Backgammon Position #10

In this article we shall continue to look at the complexities of doubling by studying the position illustrated above. But before we do that we should take another look at the basic skills that you need to play backgammon well.

These are ;

Pattern Recognition – backgammon is to complex to analyse every position anew. You have to rely on your knowledge of the game that you have built up over time. When you are faced with a problem you call upon your experience and your mental model of the game. You make use of your store of reference positions so you can make a reasonable assessment of any new problem that you face. Without that storel of previous positions the game would be impossible and this explains why it will take a number of years to become a good player – you need to invest time building your reference library.

Arithmetic – it is impossible to become a good player without being able to do the basic arithmetic involved when calculating pip counts (although when playing backgammon online this is done for you) and counting shots. Good match players have to be able to make the match equity calculations.

Psychology – it is important to always remember that you are playing another human being. He/she will make errors of judgement and can be subject to psychological pressure particularly in situations where there is a threat of a gammon.

Of these factors the most important one is pattern recognition, making it critical to build your library of reference positions as quickly as you can . One way to do that is by studying and reading and that is why articles like this one can accelerate your learning. So what about this position? Should black double? Should white take?

backgammon-position-10

Let us use our key criteria to examine the position:

The Race.

Black is 7 pips ahead before the roll of the dice. A small advantage to black but there is a long way to go yet.

The Position.

Both sides have two point home boards. Black’s is better because he has the 4-pt rather than the 2-pt. He also has his 8-pt and his bar-point and is only one point away from having a five point prime. White has lost his 8-pt but has his mid-point. Black has slotted his opponent’s 5-pt whilst white’s three checkers are in danger of being hemmed in. Whilst white’s structure is weak all his checkers are still in play so he should be able to improve his position. Overall – a fairly large advantage to black.

The Threat.

Black is threatening to immediately make both 5 points. If he can make his own 5-pt he will have be in a very powerful position – having virtually won the game. White has no immediate threats but one good roll, for example a small double, could improve his position. Overall the advantage lies with black.

The Opponent. This is a unknown in this particular position so we will assume both players will make ‘normal’ cube decisions.

Black is ahead in all three of the key elements so he should double.
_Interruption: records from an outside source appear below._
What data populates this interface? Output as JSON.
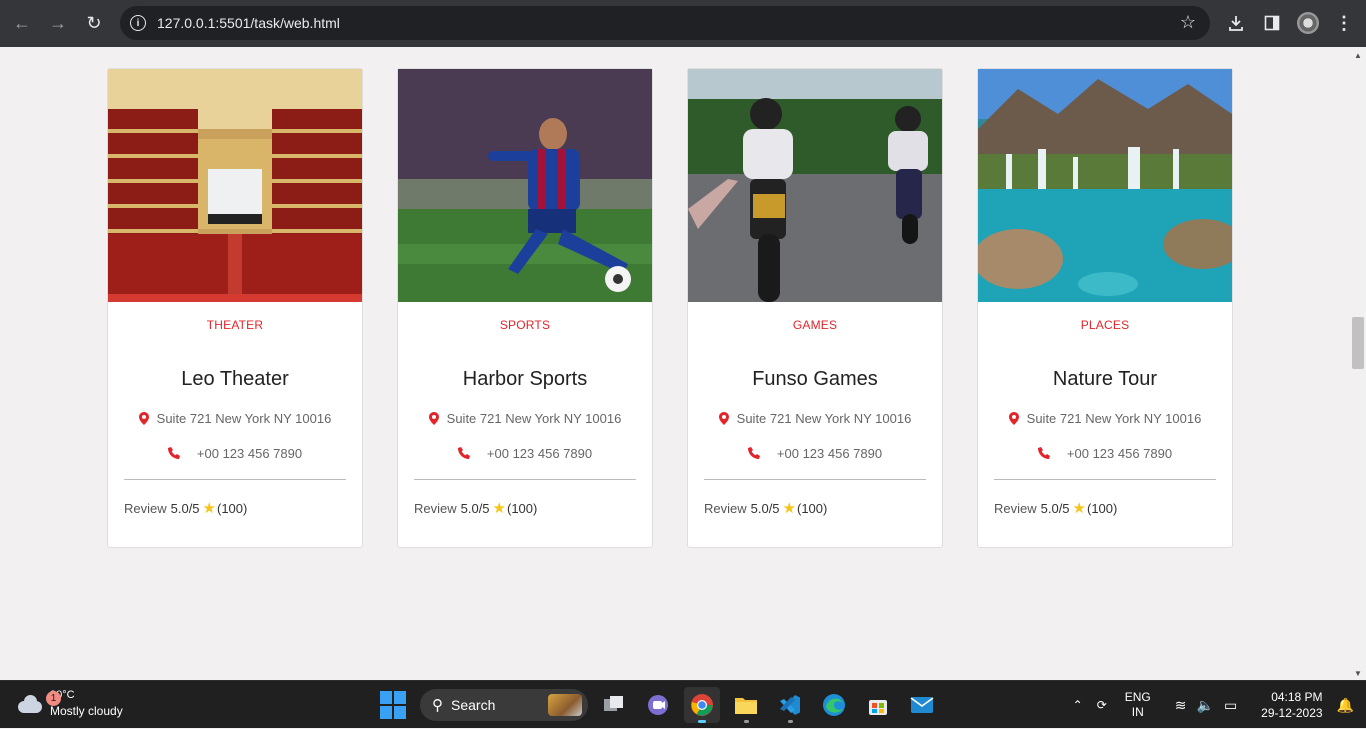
{
  "browser": {
    "url": "127.0.0.1:5501/task/web.html"
  },
  "cards": [
    {
      "category": "THEATER",
      "name": "Leo Theater",
      "address": "Suite 721 New York NY 10016",
      "phone": "+00 123 456 7890",
      "review_label": "Review",
      "review_score": "5.0/5",
      "review_count": "(100)"
    },
    {
      "category": "SPORTS",
      "name": "Harbor Sports",
      "address": "Suite 721 New York NY 10016",
      "phone": "+00 123 456 7890",
      "review_label": "Review",
      "review_score": "5.0/5",
      "review_count": "(100)"
    },
    {
      "category": "GAMES",
      "name": "Funso Games",
      "address": "Suite 721 New York NY 10016",
      "phone": "+00 123 456 7890",
      "review_label": "Review",
      "review_score": "5.0/5",
      "review_count": "(100)"
    },
    {
      "category": "PLACES",
      "name": "Nature Tour",
      "address": "Suite 721 New York NY 10016",
      "phone": "+00 123 456 7890",
      "review_label": "Review",
      "review_score": "5.0/5",
      "review_count": "(100)"
    }
  ],
  "taskbar": {
    "weather_badge": "1",
    "temperature": "30°C",
    "weather": "Mostly cloudy",
    "search_label": "Search",
    "lang_top": "ENG",
    "lang_bottom": "IN",
    "time": "04:18 PM",
    "date": "29-12-2023"
  },
  "colors": {
    "accent": "#e3252b",
    "star": "#f5c518"
  }
}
Does white have enough chances so that he can venture a take?

This is where the reference library and experience come in. Many players would give this up as white but in fact he has just enough structure to make this a take. A big point is that he holds an anchor in his opponent’s home board. This will give him chances throughout the game and save him from being gammoned (at least for a lot of the time). Those who have seen this type of position before will know it is a take. Those trying to work it out from first principles may well pass. Thus here we see the advantage of experience.

The Snowie rollouts confirm that black must double and that white has a close but correct take.